DISM according to Microsoft’s own site, and I quote:
DISM: Deployment Image Servicing and Management (DISM.exe) is a command-line tool that can be used to service and prepare Windows images, including those used for Windows PE, Windows Recovery Environment (Windows RE) and Windows Setup. DISM can be used to service a Windows image (.wim) or a virtual hard disk (.vhd or .vhdx). DISM comes built into Windows and is available through the command line or from Windows PowerShell.
You’ve probably read many articles telling you to use this to fix your system. But maybe you are intimidated by the Command Prompt or the PowerShell. Don’t worry citizens, there’s a free simple utility to help you.
It’s called DISM-GUI from: www.paehl.de/dism-gui and, as the name suggests, it provides a front-end (Graphical User Interface) for running DISM commands.
DISM-GUI downloads as a 7zip file.

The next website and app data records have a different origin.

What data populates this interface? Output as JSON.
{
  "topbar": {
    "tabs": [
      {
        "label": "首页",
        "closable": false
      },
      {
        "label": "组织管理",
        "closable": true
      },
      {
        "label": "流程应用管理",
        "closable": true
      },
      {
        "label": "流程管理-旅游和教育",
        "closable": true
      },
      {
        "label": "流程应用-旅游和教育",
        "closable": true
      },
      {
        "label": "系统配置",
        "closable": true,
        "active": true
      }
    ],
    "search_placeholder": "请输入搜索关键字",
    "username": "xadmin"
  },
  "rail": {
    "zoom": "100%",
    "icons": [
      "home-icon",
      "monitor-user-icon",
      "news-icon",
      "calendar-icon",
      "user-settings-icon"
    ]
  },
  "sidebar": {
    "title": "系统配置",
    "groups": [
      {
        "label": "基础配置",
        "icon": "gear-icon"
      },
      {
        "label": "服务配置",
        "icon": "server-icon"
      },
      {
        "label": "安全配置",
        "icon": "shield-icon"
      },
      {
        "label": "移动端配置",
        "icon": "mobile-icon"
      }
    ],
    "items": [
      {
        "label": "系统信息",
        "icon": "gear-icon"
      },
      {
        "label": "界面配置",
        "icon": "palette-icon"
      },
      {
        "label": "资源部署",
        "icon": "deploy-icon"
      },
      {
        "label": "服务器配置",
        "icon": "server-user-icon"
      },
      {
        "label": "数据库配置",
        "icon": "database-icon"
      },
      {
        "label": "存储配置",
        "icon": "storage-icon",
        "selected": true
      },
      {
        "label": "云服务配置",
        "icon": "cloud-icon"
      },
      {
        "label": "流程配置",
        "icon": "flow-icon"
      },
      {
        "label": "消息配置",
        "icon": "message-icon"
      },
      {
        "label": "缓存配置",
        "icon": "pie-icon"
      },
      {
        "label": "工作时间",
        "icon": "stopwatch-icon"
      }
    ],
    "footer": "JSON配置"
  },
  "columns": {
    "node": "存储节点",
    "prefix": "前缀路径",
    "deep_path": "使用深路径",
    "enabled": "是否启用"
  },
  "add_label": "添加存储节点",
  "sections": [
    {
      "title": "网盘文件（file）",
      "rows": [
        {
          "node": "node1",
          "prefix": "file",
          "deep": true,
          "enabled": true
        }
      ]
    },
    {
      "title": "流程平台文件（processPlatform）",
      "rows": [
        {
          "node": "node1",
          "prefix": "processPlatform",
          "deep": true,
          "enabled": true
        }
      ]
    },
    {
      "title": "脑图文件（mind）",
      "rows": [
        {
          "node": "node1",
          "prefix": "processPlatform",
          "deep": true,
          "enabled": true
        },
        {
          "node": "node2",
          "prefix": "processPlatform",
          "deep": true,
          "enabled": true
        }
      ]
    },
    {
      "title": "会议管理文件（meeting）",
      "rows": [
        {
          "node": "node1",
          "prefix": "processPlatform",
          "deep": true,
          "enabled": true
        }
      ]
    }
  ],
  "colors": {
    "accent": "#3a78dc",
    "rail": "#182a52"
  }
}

Decompress it and run either DISM_GUI_X86 (32 bit systems) or DISM_GUI_X64 (64 bit systems). I used this recently when I was having some video issues with my system freezing up so I decided to run this to be sure that no system files were corrupted.
In my case, I clicked on the Repair button first and when that finished I clicked on the SFC button. When you click the Repair button, you’ll get a Command Prompt window with a timer showing the progress.
If all is well, you will end up with a message saying The restore operation completed successfully.
Somewhat similar to SFC.
So, if you read an article telling you to run DISM or System File Checker (SFC), nothing could be easier.
By the way, the commands for an elevated Command Prompt or PowerShell are, in case you are interested:
- DISM /Online /Cleanup-Image /CheckHealth
- DISM /Online /Cleanup-Image /ScanHealth
- DISM /Online /Cleanup-Image /RestoreHealth
- sfc /scannow
That’s basically how to use this utility.